[Opening SUPPLIED MATERIAL section]

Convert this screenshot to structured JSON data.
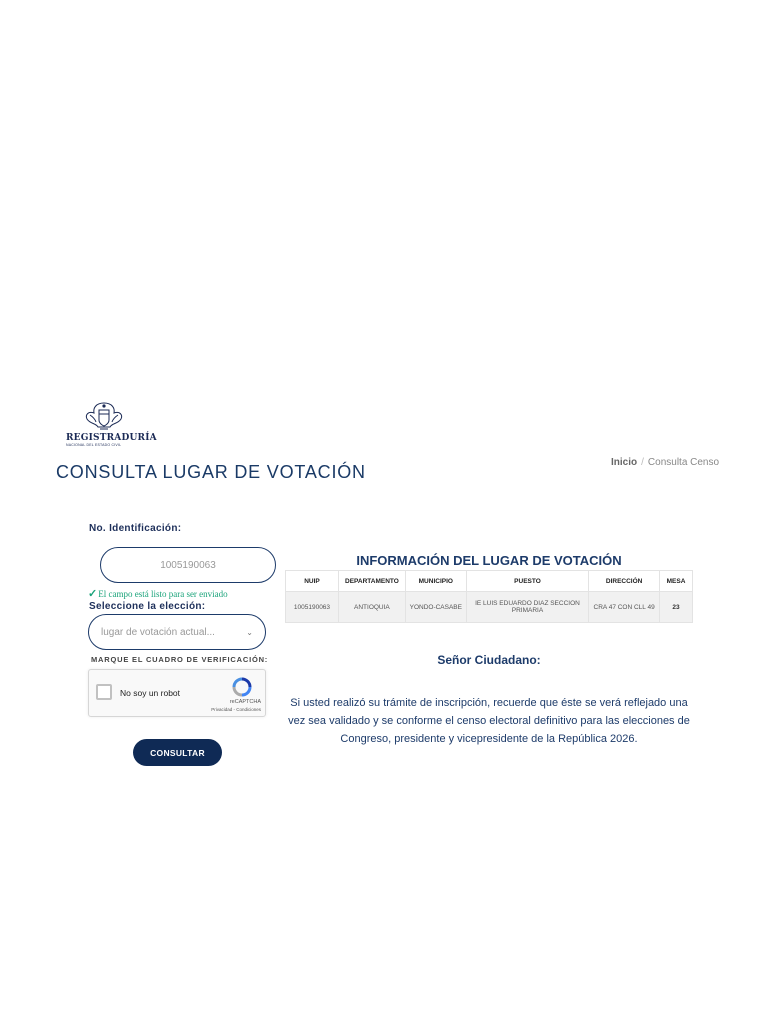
{
  "header": {
    "logo": {
      "line1": "REGISTRADURÍA",
      "line2": "NACIONAL DEL ESTADO CIVIL",
      "icon": "coat-of-arms-icon"
    },
    "page_title": "CONSULTA LUGAR DE VOTACIÓN",
    "breadcrumb": {
      "home": "Inicio",
      "separator": "/",
      "current": "Consulta Censo"
    }
  },
  "form": {
    "id_label": "No. Identificación:",
    "id_value": "1005190063",
    "validation_check": "✓",
    "validation_msg": "El campo está listo para ser enviado",
    "election_label": "Seleccione la elección:",
    "election_selected": "lugar de votación actual...",
    "verify_label": "MARQUE EL CUADRO DE VERIFICACIÓN:",
    "captcha": {
      "text": "No soy un robot",
      "brand": "reCAPTCHA",
      "links": "Privacidad - Condiciones"
    },
    "submit_label": "CONSULTAR"
  },
  "results": {
    "title": "INFORMACIÓN DEL LUGAR DE VOTACIÓN",
    "columns": [
      "NUIP",
      "DEPARTAMENTO",
      "MUNICIPIO",
      "PUESTO",
      "DIRECCIÓN",
      "MESA"
    ],
    "row": [
      "1005190063",
      "ANTIOQUIA",
      "YONDO-CASABE",
      "IE LUIS EDUARDO DIAZ SECCION PRIMARIA",
      "CRA 47 CON CLL 49",
      "23"
    ]
  },
  "notice": {
    "greeting": "Señor Ciudadano:",
    "text": "Si usted realizó su trámite de inscripción, recuerde que éste se verá reflejado una vez sea validado y se conforme el censo electoral definitivo para las elecciones de Congreso, presidente y vicepresidente de la República 2026."
  },
  "colors": {
    "primary": "#0f2a55",
    "title": "#1a3a66",
    "success": "#1aa37a",
    "table_row_bg": "#f1f1f1"
  }
}
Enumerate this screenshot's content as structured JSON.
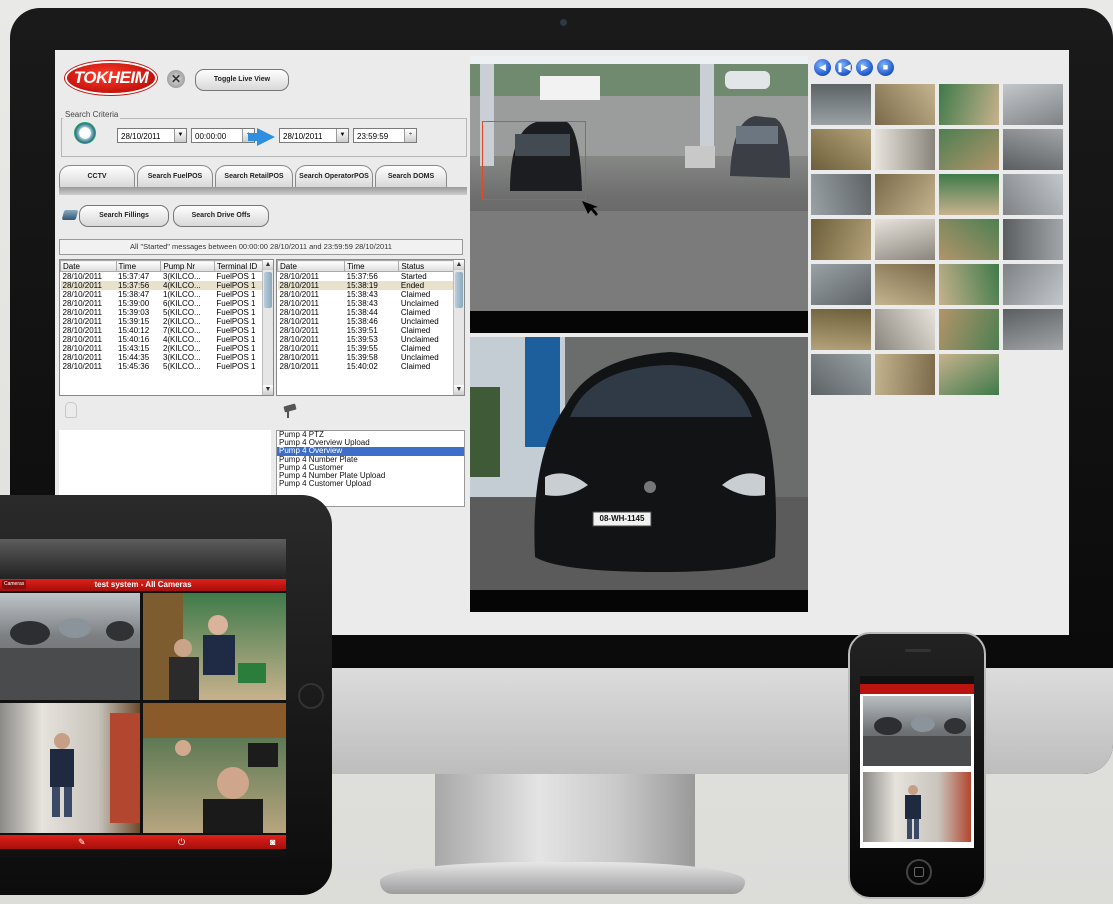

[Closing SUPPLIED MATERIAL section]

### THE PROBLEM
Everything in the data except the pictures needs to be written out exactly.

### EXERCISE RESULT
Convert this screenshot to structured JSON data.
{
  "header": {
    "logo": {
      "line1": "REGISTRADURÍA",
      "line2": "NACIONAL DEL ESTADO CIVIL",
      "icon": "coat-of-arms-icon"
    },
    "page_title": "CONSULTA LUGAR DE VOTACIÓN",
    "breadcrumb": {
      "home": "Inicio",
      "separator": "/",
      "current": "Consulta Censo"
    }
  },
  "form": {
    "id_label": "No. Identificación:",
    "id_value": "1005190063",
    "validation_check": "✓",
    "validation_msg": "El campo está listo para ser enviado",
    "election_label": "Seleccione la elección:",
    "election_selected": "lugar de votación actual...",
    "verify_label": "MARQUE EL CUADRO DE VERIFICACIÓN:",
    "captcha": {
      "text": "No soy un robot",
      "brand": "reCAPTCHA",
      "links": "Privacidad - Condiciones"
    },
    "submit_label": "CONSULTAR"
  },
  "results": {
    "title": "INFORMACIÓN DEL LUGAR DE VOTACIÓN",
    "columns": [
      "NUIP",
      "DEPARTAMENTO",
      "MUNICIPIO",
      "PUESTO",
      "DIRECCIÓN",
      "MESA"
    ],
    "row": [
      "1005190063",
      "ANTIOQUIA",
      "YONDO-CASABE",
      "IE LUIS EDUARDO DIAZ SECCION PRIMARIA",
      "CRA 47 CON CLL 49",
      "23"
    ]
  },
  "notice": {
    "greeting": "Señor Ciudadano:",
    "text": "Si usted realizó su trámite de inscripción, recuerde que éste se verá reflejado una vez sea validado y se conforme el censo electoral definitivo para las elecciones de Congreso, presidente y vicepresidente de la República 2026."
  },
  "colors": {
    "primary": "#0f2a55",
    "title": "#1a3a66",
    "success": "#1aa37a",
    "table_row_bg": "#f1f1f1"
  }
}
Enumerate this screenshot's content as structured JSON.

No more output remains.